Elon Musk tweeted out the bizarre rationale for the electric automaker's latest cost-cutting measure.

If your friends have a bad back, you might not want to consider a Model 3 or Model Y anymore. Tesla is taking adjustable lumbar support for the front passenger's seat out of both of those models moving forward, even though it's a common feature among premium cars. This comes right after Tesla announced it will no longer use radar for these vehicles' driver assist systems, which now rely entirely on a camera-based setup.

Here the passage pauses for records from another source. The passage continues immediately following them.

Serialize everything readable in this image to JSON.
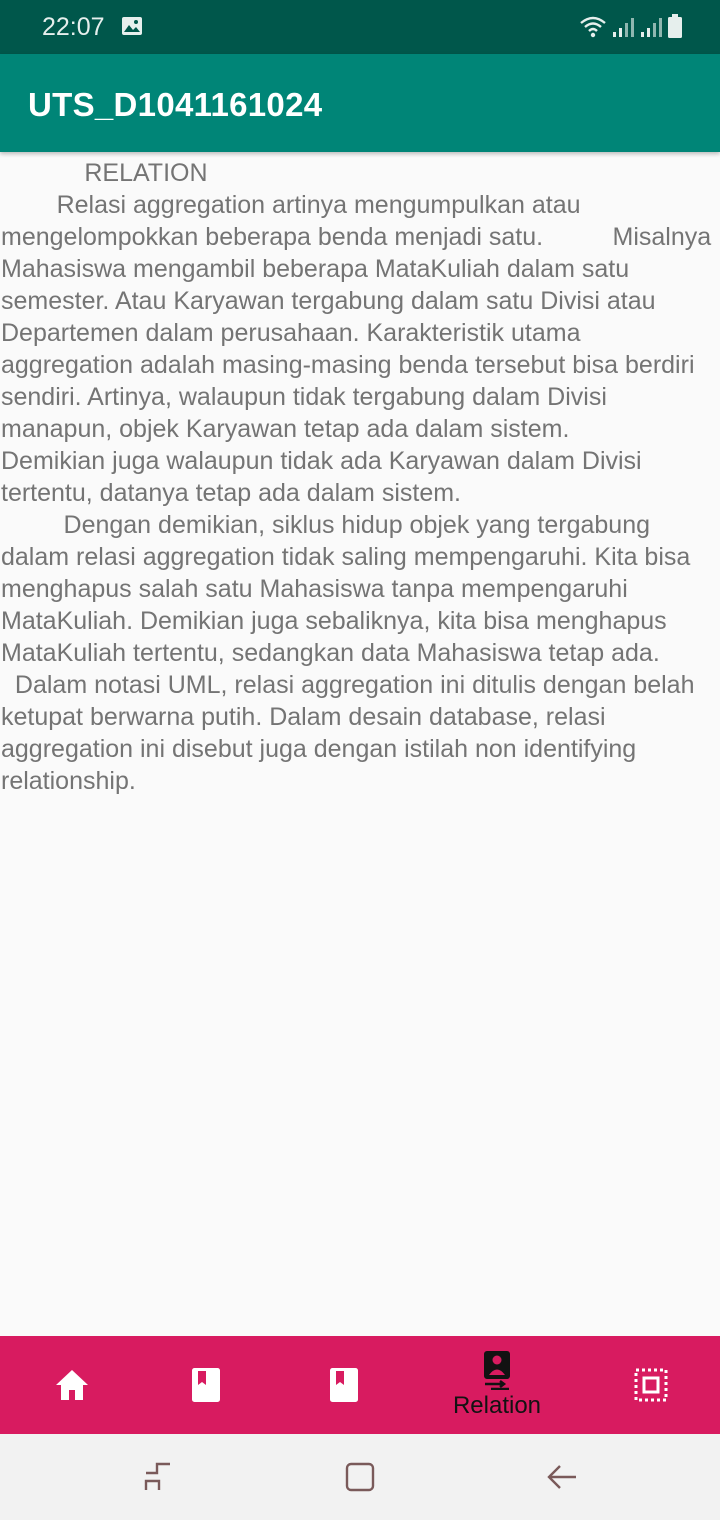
{
  "status_bar": {
    "time": "22:07",
    "icons": [
      "image-icon",
      "wifi-icon",
      "signal-icon",
      "signal-icon",
      "battery-icon"
    ]
  },
  "app_bar": {
    "title": "UTS_D1041161024"
  },
  "content": {
    "paragraphs": [
      "            RELATION\n        Relasi aggregation artinya mengumpulkan atau mengelompokkan beberapa benda menjadi satu.          Misalnya Mahasiswa mengambil beberapa MataKuliah dalam satu semester. Atau Karyawan tergabung dalam satu Divisi atau Departemen dalam perusahaan. Karakteristik utama          aggregation adalah masing-masing benda tersebut bisa berdiri sendiri. Artinya, walaupun tidak tergabung dalam Divisi manapun, objek Karyawan tetap ada dalam sistem.          Demikian juga walaupun tidak ada Karyawan dalam Divisi tertentu, datanya tetap ada dalam sistem.",
      "         Dengan demikian, siklus hidup objek yang tergabung dalam relasi aggregation tidak saling mempengaruhi. Kita bisa menghapus salah satu Mahasiswa tanpa mempengaruhi MataKuliah. Demikian juga sebaliknya, kita bisa menghapus MataKuliah tertentu, sedangkan data Mahasiswa tetap ada.",
      "  Dalam notasi UML, relasi aggregation ini ditulis dengan belah ketupat berwarna putih. Dalam desain database, relasi aggregation ini disebut juga dengan istilah non identifying relationship."
    ]
  },
  "bottom_nav": {
    "items": [
      {
        "icon": "home-icon",
        "label": ""
      },
      {
        "icon": "book-icon",
        "label": ""
      },
      {
        "icon": "book-icon",
        "label": ""
      },
      {
        "icon": "contact-transfer-icon",
        "label": "Relation"
      },
      {
        "icon": "select-all-icon",
        "label": ""
      }
    ],
    "active_index": 3
  },
  "system_nav": {
    "icons": [
      "recent-apps-icon",
      "home-square-icon",
      "back-arrow-icon"
    ]
  },
  "colors": {
    "status_bar": "#00574b",
    "app_bar": "#008577",
    "bottom_nav": "#d81b60",
    "content_text": "#747474",
    "background": "#fafafa"
  }
}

But why would Tesla take out such a seemingly helpful feature? According to Tesla's chief executive officer, Elon Musk, few folks used the lumbar adjustment in their Model 3 or Model Y EVs. In a tweet that addressed the feature's removal, he said "logs showed almost no usage. Not worth cost/mass for everyone when almost never used."

Of course, most individuals don't regularly adjust their seat's lumbar—especially not passengers. After all, it's the sort of thing an occupant sets once and rarely, if ever, fiddles with again (much like other seat adjustments).

Musk also addressed rumors that Tesla's Full Self Driving tech is set to get a price hike in the future. Right now, the FSD option costs $10,000, but it might increase to $14,000. To this, Musk tweeted, "Prices increasing due to major supply chain price pressure industry-wide. Raw materials especially." The seemingly inevitable FSD price hike and the reduction in standard equipment for the Tesla Model 3 and Model Y risk alienating potential Tesla buyers, particularly those looking to purchase the brand's entry-level sedan or SUV. After all, with similarly priced electric vehicles from the likes of Ford and Volkswagen already available, Tesla's cost-cutting might just push value-oriented customers to purchase a competitor's EV instead.